BEGIN

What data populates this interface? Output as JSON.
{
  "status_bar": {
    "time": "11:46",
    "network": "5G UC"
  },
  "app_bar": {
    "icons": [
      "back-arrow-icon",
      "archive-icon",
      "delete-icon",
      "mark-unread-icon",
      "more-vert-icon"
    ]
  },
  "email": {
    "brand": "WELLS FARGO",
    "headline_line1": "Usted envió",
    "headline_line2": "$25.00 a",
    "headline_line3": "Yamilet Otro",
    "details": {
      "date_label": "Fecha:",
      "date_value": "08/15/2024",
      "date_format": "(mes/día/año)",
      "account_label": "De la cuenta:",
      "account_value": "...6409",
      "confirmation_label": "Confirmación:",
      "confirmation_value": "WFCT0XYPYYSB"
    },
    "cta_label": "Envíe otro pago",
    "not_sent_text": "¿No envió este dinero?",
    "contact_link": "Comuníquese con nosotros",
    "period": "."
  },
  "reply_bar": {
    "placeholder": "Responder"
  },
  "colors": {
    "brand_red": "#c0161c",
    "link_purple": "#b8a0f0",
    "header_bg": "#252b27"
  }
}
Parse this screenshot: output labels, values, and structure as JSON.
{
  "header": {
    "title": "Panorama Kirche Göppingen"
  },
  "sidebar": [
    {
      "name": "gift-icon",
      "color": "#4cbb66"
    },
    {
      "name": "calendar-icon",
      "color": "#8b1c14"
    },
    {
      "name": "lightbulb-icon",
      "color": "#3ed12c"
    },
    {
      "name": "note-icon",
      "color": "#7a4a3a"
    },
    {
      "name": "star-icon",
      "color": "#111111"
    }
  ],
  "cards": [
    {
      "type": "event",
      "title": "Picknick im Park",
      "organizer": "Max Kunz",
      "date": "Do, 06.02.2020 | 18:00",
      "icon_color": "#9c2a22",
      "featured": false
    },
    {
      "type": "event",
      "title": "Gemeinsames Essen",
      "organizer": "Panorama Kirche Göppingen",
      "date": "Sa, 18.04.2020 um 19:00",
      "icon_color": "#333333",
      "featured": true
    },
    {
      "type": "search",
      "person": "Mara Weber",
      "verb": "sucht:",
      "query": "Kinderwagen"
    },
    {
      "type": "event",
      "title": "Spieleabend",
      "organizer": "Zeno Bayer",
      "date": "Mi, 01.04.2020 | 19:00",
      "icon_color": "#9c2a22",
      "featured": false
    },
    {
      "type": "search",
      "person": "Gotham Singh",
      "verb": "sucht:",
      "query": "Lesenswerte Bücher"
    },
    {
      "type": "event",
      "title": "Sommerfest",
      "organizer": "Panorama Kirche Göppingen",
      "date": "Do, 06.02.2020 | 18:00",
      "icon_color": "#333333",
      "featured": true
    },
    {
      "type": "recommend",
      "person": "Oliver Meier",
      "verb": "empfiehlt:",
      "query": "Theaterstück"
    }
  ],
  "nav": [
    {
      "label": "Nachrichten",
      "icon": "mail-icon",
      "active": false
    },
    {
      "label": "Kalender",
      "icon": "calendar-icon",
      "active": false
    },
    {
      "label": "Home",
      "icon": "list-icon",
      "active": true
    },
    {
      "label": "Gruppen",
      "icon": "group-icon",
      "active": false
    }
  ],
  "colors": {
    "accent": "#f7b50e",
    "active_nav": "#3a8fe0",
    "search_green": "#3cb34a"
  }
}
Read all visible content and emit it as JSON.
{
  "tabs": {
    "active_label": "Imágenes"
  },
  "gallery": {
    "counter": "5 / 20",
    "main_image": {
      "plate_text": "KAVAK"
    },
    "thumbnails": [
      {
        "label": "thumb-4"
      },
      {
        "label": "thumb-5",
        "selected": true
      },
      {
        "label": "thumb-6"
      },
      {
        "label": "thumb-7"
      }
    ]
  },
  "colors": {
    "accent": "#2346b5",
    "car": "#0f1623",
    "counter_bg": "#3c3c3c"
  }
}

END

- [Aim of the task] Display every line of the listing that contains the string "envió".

- [Solved exercise]
    "headline_line1": "Usted envió",
    "not_sent_text": "¿No envió este dinero?",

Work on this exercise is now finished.